Available records START

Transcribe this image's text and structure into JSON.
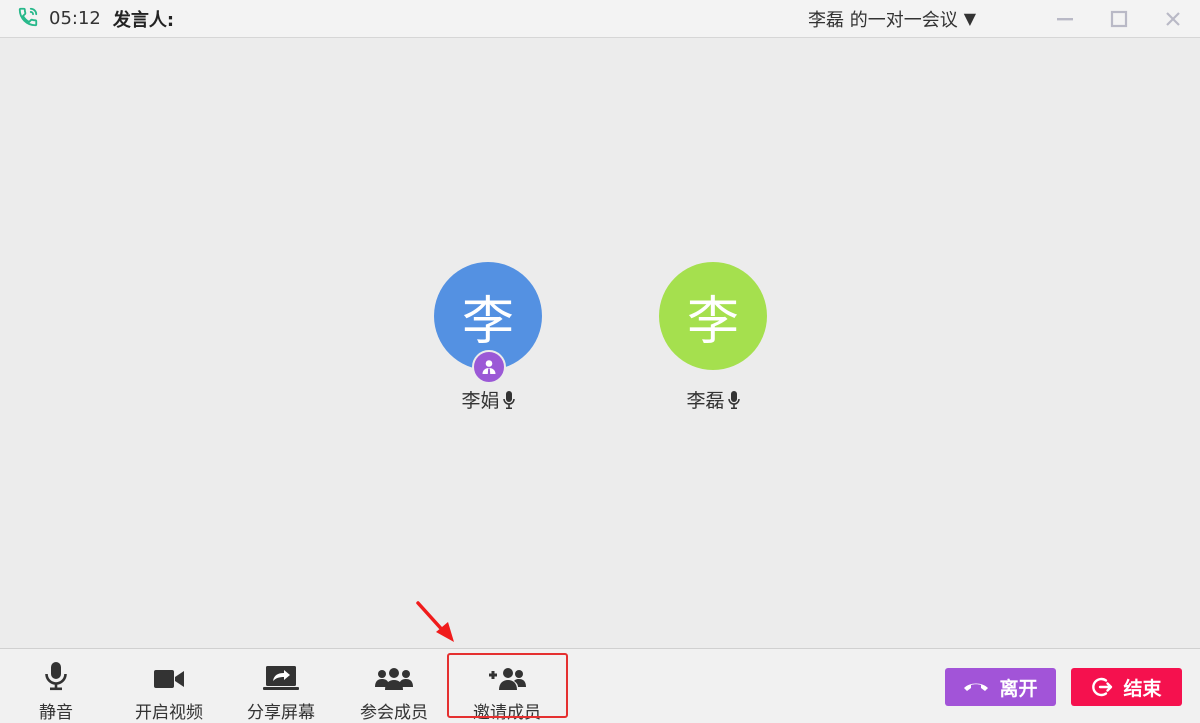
{
  "titlebar": {
    "time": "05:12",
    "speaker_label": "发言人:",
    "meeting_title": "李磊 的一对一会议",
    "dropdown_caret": "▼"
  },
  "participants": [
    {
      "avatar_char": "李",
      "name": "李娟",
      "color": "#5491e2",
      "is_host": true
    },
    {
      "avatar_char": "李",
      "name": "李磊",
      "color": "#a5e04e",
      "is_host": false
    }
  ],
  "toolbar": {
    "mute": "静音",
    "video": "开启视频",
    "share": "分享屏幕",
    "members": "参会成员",
    "invite": "邀请成员",
    "leave": "离开",
    "end": "结束"
  },
  "colors": {
    "leave_button": "#a254d8",
    "end_button": "#f5114e",
    "host_badge": "#9b59d6",
    "phone_icon": "#27b88a",
    "highlight": "#e53030"
  }
}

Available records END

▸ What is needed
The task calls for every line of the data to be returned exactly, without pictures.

▸ Exercise output
Transcribe this image's text and structure into JSON.
{
  "titlebar": {
    "time": "05:12",
    "speaker_label": "发言人:",
    "meeting_title": "李磊 的一对一会议",
    "dropdown_caret": "▼"
  },
  "participants": [
    {
      "avatar_char": "李",
      "name": "李娟",
      "color": "#5491e2",
      "is_host": true
    },
    {
      "avatar_char": "李",
      "name": "李磊",
      "color": "#a5e04e",
      "is_host": false
    }
  ],
  "toolbar": {
    "mute": "静音",
    "video": "开启视频",
    "share": "分享屏幕",
    "members": "参会成员",
    "invite": "邀请成员",
    "leave": "离开",
    "end": "结束"
  },
  "colors": {
    "leave_button": "#a254d8",
    "end_button": "#f5114e",
    "host_badge": "#9b59d6",
    "phone_icon": "#27b88a",
    "highlight": "#e53030"
  }
}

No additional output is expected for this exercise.